From filmmaker and New Yorker contributor Susanna Fogel comes a comedic novel about a fractured family of New England Jews and their discontents, over the course of three decades. Told entirely in letters to a heroine we never meet, we get to know the Fellers through their check-ins with Julie: their thank-you notes, letters of condolence, family gossip, and good old-fashioned familial passive-aggression.
Together, their missives – some sardonic, others absurd, others heartbreaking – weave a tapestry of a very modern family trying (and often failing) to show one another they care.
The titular “Nuclear Family” includes, among many others:
A narcissistic former-child-prodigy father who has taken up haiku writing in his old age and his new wife, a traditional Chinese woman whose attempts to help her stepdaughter find a man include FedExing her silk gowns from Filene’s Basement.
Their six-year-old son, Stuart, whose favorite condiment is truffle oil and who wears suits to bed.
Julie’s mother, a psychologist who never remarried but may be in love with her arrogant Rabbi and overshares about everything, including the threesome she had with Dutch grad students in 1972.
“Sharp, funny, and painful.
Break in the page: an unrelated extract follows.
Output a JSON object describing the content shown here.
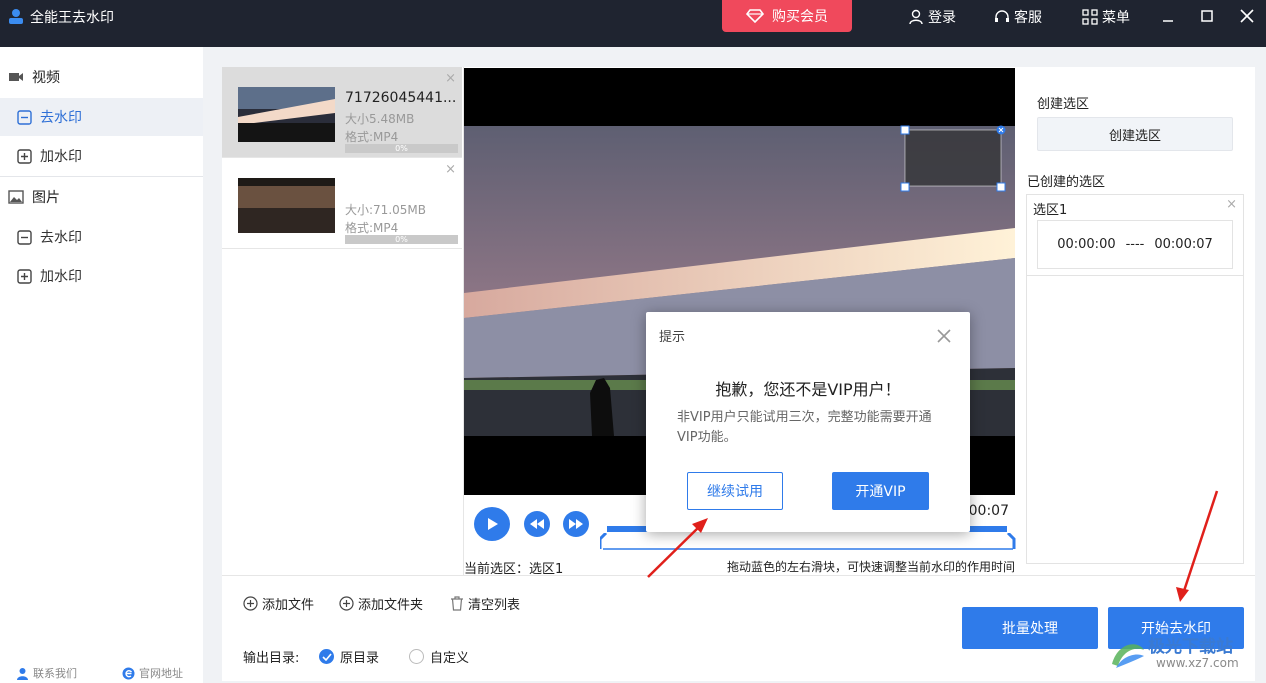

Just like your actual family.”
"Politically incorrect, but u prob won’t mind b/c other parts are so funny."
"Fogel’s novel offers plenty of glimpses—both humorous and endearing—into the life of a single woman with a well-meaning, if clueless, family."